(RECORDS TO USE)
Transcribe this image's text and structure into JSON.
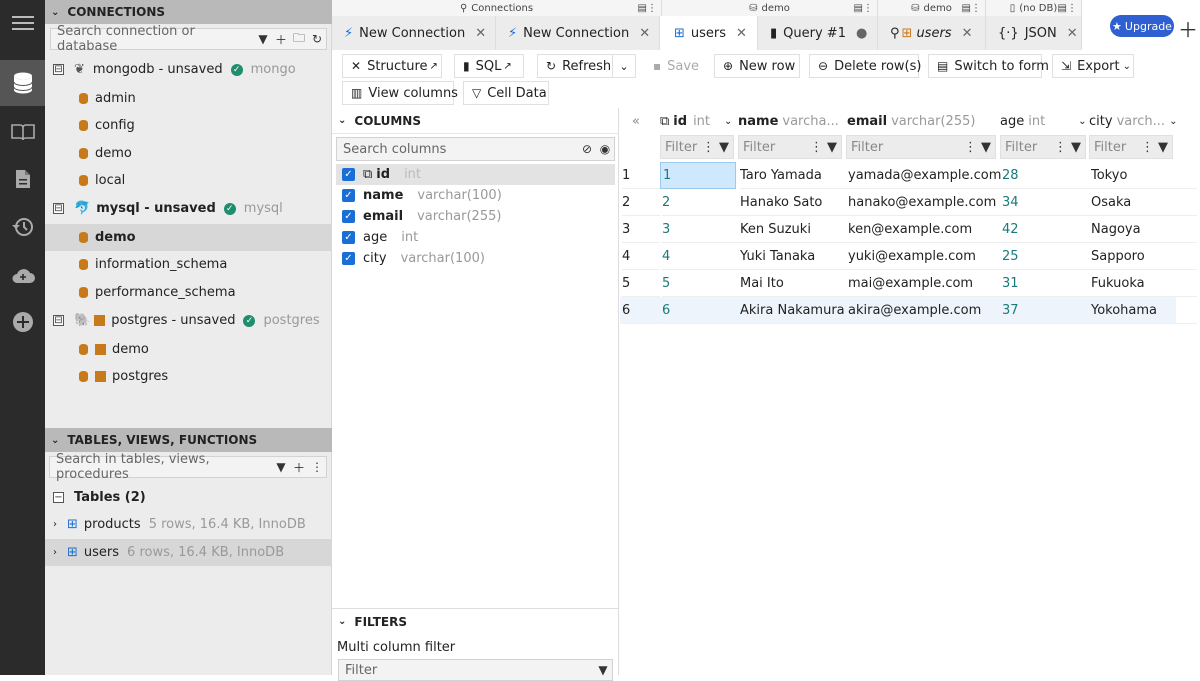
{
  "colors": {
    "accent": "#1a6fd6",
    "number_teal": "#1a7a7a",
    "ok_green": "#1e8e6e",
    "db_orange": "#c87a1a"
  },
  "activity_bar": {
    "items": [
      "menu-icon",
      "database-icon",
      "book-icon",
      "file-icon",
      "history-icon",
      "cloud-icon",
      "add-icon"
    ]
  },
  "connections": {
    "title": "CONNECTIONS",
    "search_placeholder": "Search connection or database",
    "tree": [
      {
        "label": "mongodb - unsaved",
        "type": "mongo",
        "toggle": "⊟"
      },
      {
        "label": "admin"
      },
      {
        "label": "config"
      },
      {
        "label": "demo"
      },
      {
        "label": "local"
      },
      {
        "label": "mysql - unsaved",
        "type": "mysql",
        "toggle": "⊟"
      },
      {
        "label": "demo"
      },
      {
        "label": "information_schema"
      },
      {
        "label": "performance_schema"
      },
      {
        "label": "postgres - unsaved",
        "type": "postgres",
        "toggle": "⊟"
      },
      {
        "label": "demo"
      },
      {
        "label": "postgres"
      }
    ]
  },
  "tables_section": {
    "title": "TABLES, VIEWS, FUNCTIONS",
    "search_placeholder": "Search in tables, views, procedures",
    "group_label": "Tables (2)",
    "tables": [
      {
        "name": "products",
        "info": "5 rows, 16.4 KB, InnoDB"
      },
      {
        "name": "users",
        "info": "6 rows, 16.4 KB, InnoDB"
      }
    ]
  },
  "tab_groups": [
    "Connections",
    "demo",
    "demo",
    "(no DB)"
  ],
  "tabs": [
    {
      "label": "New Connection"
    },
    {
      "label": "New Connection"
    },
    {
      "label": "users"
    },
    {
      "label": "Query #1"
    },
    {
      "label": "users"
    },
    {
      "label": "JSON"
    }
  ],
  "upgrade_label": "Upgrade",
  "toolbar": {
    "structure": "Structure",
    "sql": "SQL",
    "refresh": "Refresh",
    "save": "Save",
    "new_row": "New row",
    "delete_rows": "Delete row(s)",
    "switch_form": "Switch to form",
    "export": "Export",
    "view_columns": "View columns",
    "cell_data": "Cell Data"
  },
  "columns_panel": {
    "title": "COLUMNS",
    "search_placeholder": "Search columns",
    "columns": [
      {
        "name": "id",
        "type": "int"
      },
      {
        "name": "name",
        "type": "varchar(100)"
      },
      {
        "name": "email",
        "type": "varchar(255)"
      },
      {
        "name": "age",
        "type": "int"
      },
      {
        "name": "city",
        "type": "varchar(100)"
      }
    ]
  },
  "filters_panel": {
    "title": "FILTERS",
    "multi_label": "Multi column filter",
    "placeholder": "Filter"
  },
  "grid": {
    "collapse_glyph": "«",
    "headers": [
      {
        "name": "id",
        "type": "int"
      },
      {
        "name": "name",
        "type": "varcha..."
      },
      {
        "name": "email",
        "type": "varchar(255)"
      },
      {
        "name": "age",
        "type": "int"
      },
      {
        "name": "city",
        "type": "varch..."
      }
    ],
    "filter_placeholder": "Filter",
    "rows": [
      [
        "1",
        "1",
        "Taro Yamada",
        "yamada@example.com",
        "28",
        "Tokyo"
      ],
      [
        "2",
        "2",
        "Hanako Sato",
        "hanako@example.com",
        "34",
        "Osaka"
      ],
      [
        "3",
        "3",
        "Ken Suzuki",
        "ken@example.com",
        "42",
        "Nagoya"
      ],
      [
        "4",
        "4",
        "Yuki Tanaka",
        "yuki@example.com",
        "25",
        "Sapporo"
      ],
      [
        "5",
        "5",
        "Mai Ito",
        "mai@example.com",
        "31",
        "Fukuoka"
      ],
      [
        "6",
        "6",
        "Akira Nakamura",
        "akira@example.com",
        "37",
        "Yokohama"
      ]
    ]
  }
}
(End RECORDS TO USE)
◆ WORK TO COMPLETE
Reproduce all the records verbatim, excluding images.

◆ SOLVED PROBLEM
Transcribe this image's text and structure into JSON.
{
  "colors": {
    "accent": "#1a6fd6",
    "number_teal": "#1a7a7a",
    "ok_green": "#1e8e6e",
    "db_orange": "#c87a1a"
  },
  "activity_bar": {
    "items": [
      "menu-icon",
      "database-icon",
      "book-icon",
      "file-icon",
      "history-icon",
      "cloud-icon",
      "add-icon"
    ]
  },
  "connections": {
    "title": "CONNECTIONS",
    "search_placeholder": "Search connection or database",
    "tree": [
      {
        "label": "mongodb - unsaved",
        "type": "mongo",
        "toggle": "⊟"
      },
      {
        "label": "admin"
      },
      {
        "label": "config"
      },
      {
        "label": "demo"
      },
      {
        "label": "local"
      },
      {
        "label": "mysql - unsaved",
        "type": "mysql",
        "toggle": "⊟"
      },
      {
        "label": "demo"
      },
      {
        "label": "information_schema"
      },
      {
        "label": "performance_schema"
      },
      {
        "label": "postgres - unsaved",
        "type": "postgres",
        "toggle": "⊟"
      },
      {
        "label": "demo"
      },
      {
        "label": "postgres"
      }
    ]
  },
  "tables_section": {
    "title": "TABLES, VIEWS, FUNCTIONS",
    "search_placeholder": "Search in tables, views, procedures",
    "group_label": "Tables (2)",
    "tables": [
      {
        "name": "products",
        "info": "5 rows, 16.4 KB, InnoDB"
      },
      {
        "name": "users",
        "info": "6 rows, 16.4 KB, InnoDB"
      }
    ]
  },
  "tab_groups": [
    "Connections",
    "demo",
    "demo",
    "(no DB)"
  ],
  "tabs": [
    {
      "label": "New Connection"
    },
    {
      "label": "New Connection"
    },
    {
      "label": "users"
    },
    {
      "label": "Query #1"
    },
    {
      "label": "users"
    },
    {
      "label": "JSON"
    }
  ],
  "upgrade_label": "Upgrade",
  "toolbar": {
    "structure": "Structure",
    "sql": "SQL",
    "refresh": "Refresh",
    "save": "Save",
    "new_row": "New row",
    "delete_rows": "Delete row(s)",
    "switch_form": "Switch to form",
    "export": "Export",
    "view_columns": "View columns",
    "cell_data": "Cell Data"
  },
  "columns_panel": {
    "title": "COLUMNS",
    "search_placeholder": "Search columns",
    "columns": [
      {
        "name": "id",
        "type": "int"
      },
      {
        "name": "name",
        "type": "varchar(100)"
      },
      {
        "name": "email",
        "type": "varchar(255)"
      },
      {
        "name": "age",
        "type": "int"
      },
      {
        "name": "city",
        "type": "varchar(100)"
      }
    ]
  },
  "filters_panel": {
    "title": "FILTERS",
    "multi_label": "Multi column filter",
    "placeholder": "Filter"
  },
  "grid": {
    "collapse_glyph": "«",
    "headers": [
      {
        "name": "id",
        "type": "int"
      },
      {
        "name": "name",
        "type": "varcha..."
      },
      {
        "name": "email",
        "type": "varchar(255)"
      },
      {
        "name": "age",
        "type": "int"
      },
      {
        "name": "city",
        "type": "varch..."
      }
    ],
    "filter_placeholder": "Filter",
    "rows": [
      [
        "1",
        "1",
        "Taro Yamada",
        "yamada@example.com",
        "28",
        "Tokyo"
      ],
      [
        "2",
        "2",
        "Hanako Sato",
        "hanako@example.com",
        "34",
        "Osaka"
      ],
      [
        "3",
        "3",
        "Ken Suzuki",
        "ken@example.com",
        "42",
        "Nagoya"
      ],
      [
        "4",
        "4",
        "Yuki Tanaka",
        "yuki@example.com",
        "25",
        "Sapporo"
      ],
      [
        "5",
        "5",
        "Mai Ito",
        "mai@example.com",
        "31",
        "Fukuoka"
      ],
      [
        "6",
        "6",
        "Akira Nakamura",
        "akira@example.com",
        "37",
        "Yokohama"
      ]
    ]
  }
}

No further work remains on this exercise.